  • Hazard Pictograms: Graphic symbols used to visually communication specific hazard information. These will be covered in a bit more detail later in the article.
  • Signal Word: A one-word statement, and there are only two words used: Danger or Warning. “Danger” is generally used when there is a more immediate threat of harm if exposed, while “Danger” is used if the harm is less severe.
  • Hazard Statements: Describes the nature of the hazard.
  • Supplementary Information: This is additional, helpful information provided by the manufacturer or distributor. It may include such information as directions of use, expiration dates, or additional pictograms that do not denote hazards but are useful, such as a person wearing goggles.

Pictograms are a critical piece of hazard communication. They always consist of a red square frame, set diagonally, with the black hazard symbol on a white background. They have to be large enough to be clearly visible. OSHA has eight pictograms that it uses, with the ninth, Environmental, as optional.

OSHA Pictograms

OSHA Pictograms

Please note, the OSHA pictograms DO NOT replace the required US Department of Transportation (DOT) diamond shaped labels. For those who need to create labels, the pictograms are provided in various digital formats and are free to use.

Training Your Employees

Training is also a requirement under HCS. Employers must train on:

  • All elements of the label(s).
  • How the labels might be used in the workplace. For example, using Precautionary Statements to explain how to properly store the chemical.
  • Safety data sheets.
  • How the label is related to the SDSs.

Employers must also train in a language and manner that their employees understand. For example, training should take place in the language of the workers while limited vocabulary employees should have the training altered to fit their vocabulary limitations.

Employers are also encouraged to use the OSHA QuickCards and, if possible, provide to all employees. The cards provide a quick reference to components of the labels, the SDS, and pictograms. OSHA offers downloadable quickcards that you can print and distribute.

So there you have it: Hazard communication in a nutshell. There are more parts to the Hazard Communication Standard than can be covered here. A fact sheet issued by OSHA provides more information and links you may need.

It’s important to remember that the HCS is a “right to know” law.

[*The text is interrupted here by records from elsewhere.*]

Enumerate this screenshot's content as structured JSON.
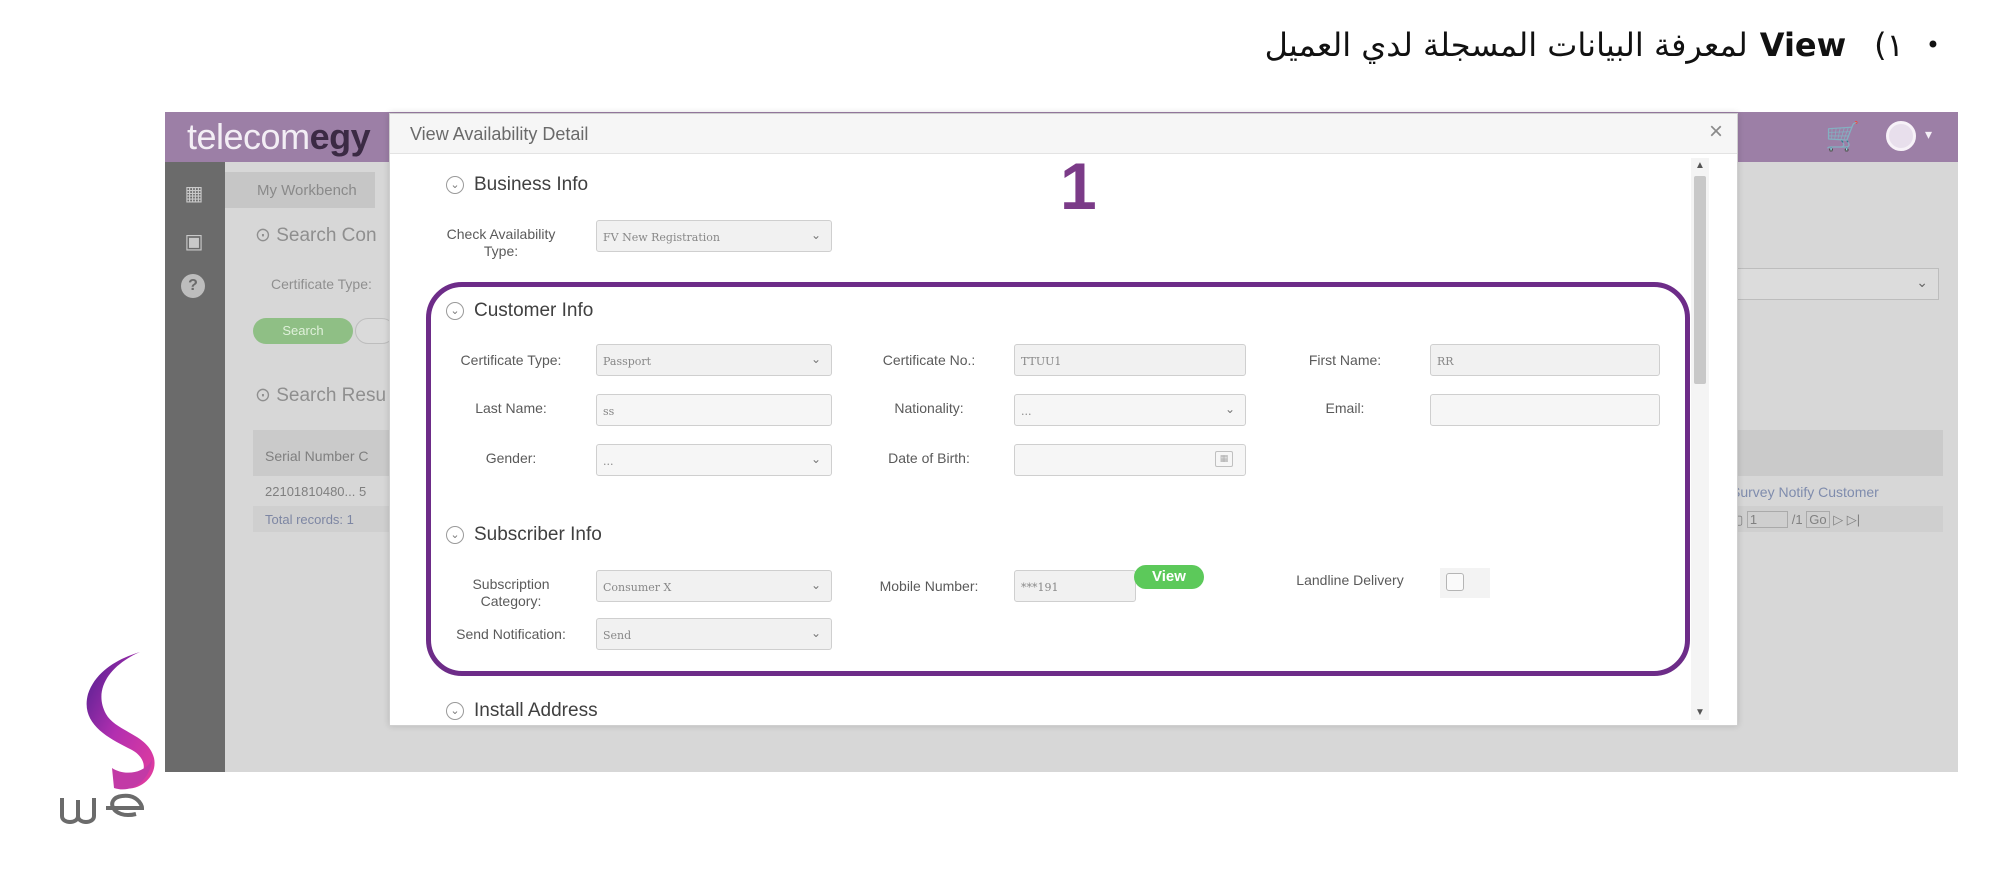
{
  "heading": {
    "bullet": "•",
    "number": "١)",
    "keyword": "View",
    "text": "لمعرفة البيانات المسجلة لدي العميل"
  },
  "app": {
    "brand_light": "telecom",
    "brand_bold": "egy",
    "workbench_tab": "My Workbench",
    "search_conditions": "Search Con",
    "certificate_type_label": "Certificate Type:",
    "search_button": "Search",
    "search_results": "Search Resu",
    "serial_header": "Serial Number",
    "serial_header_cut": "C",
    "serial_value": "22101810480...",
    "serial_value_cut": "5",
    "total_records": "Total records: 1",
    "survey_link": "Survey Notify Customer",
    "pager_page": "1",
    "pager_total": "/1",
    "pager_go": "Go"
  },
  "modal": {
    "title": "View Availability Detail",
    "close": "×",
    "step_number": "1",
    "business_info": {
      "title": "Business Info",
      "check_type_label": "Check Availability Type:",
      "check_type_value": "FV New Registration"
    },
    "customer_info": {
      "title": "Customer Info",
      "certificate_type_label": "Certificate Type:",
      "certificate_type_value": "Passport",
      "certificate_no_label": "Certificate No.:",
      "certificate_no_value": "TTUU1",
      "first_name_label": "First Name:",
      "first_name_value": "RR",
      "last_name_label": "Last Name:",
      "last_name_value": "ss",
      "nationality_label": "Nationality:",
      "nationality_value": "...",
      "email_label": "Email:",
      "email_value": "",
      "gender_label": "Gender:",
      "gender_value": "...",
      "dob_label": "Date of Birth:",
      "dob_value": ""
    },
    "subscriber_info": {
      "title": "Subscriber Info",
      "subscription_category_label": "Subscription Category:",
      "subscription_category_value": "Consumer X",
      "mobile_number_label": "Mobile Number:",
      "mobile_number_value": "***191",
      "view_button": "View",
      "landline_delivery_label": "Landline Delivery",
      "send_notification_label": "Send Notification:",
      "send_notification_value": "Send"
    },
    "install_address": {
      "title": "Install Address"
    }
  },
  "colors": {
    "brand_purple": "#6d2c88",
    "topbar": "#9c7fa6",
    "view_green": "#5cc95a"
  }
}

As such, it provides the framework to ensure employees receive the information and training needed to stay safe on the job. Take the time to get up to speed on Hazard Communications. You’ll be doing yourself and your workers a favor.

Now for the good news. We are here to help. If you have a question on hazard communications, a site situation or even an upcoming project, feel free to contact the LeadSMART Training Solutions office and ask for me, Peter. Our help is free of charge and we are not EPA or OSHA agents so we welcome you to speak freely. Located in Southern New Hampshire and covering CT, MA, ME, NH, and VT, you can also email me at

Or, if you would like to register for a LeadSMART class or to discuss private training sessions, call our office at 888-731-LEAD (5323) or 603-842-4282. We are here to help you.

[jetpack_subscription_form title=”SUBSCRIBE TO THE LEADSMART TRAINING BLOG” subscribe_text=”Enter your email address below to subscribe to the LeadSmart Training Blog and receive notifications of new posts by email.” subscribe_button=”Sign Me Up” show_subscribers_total=”0″]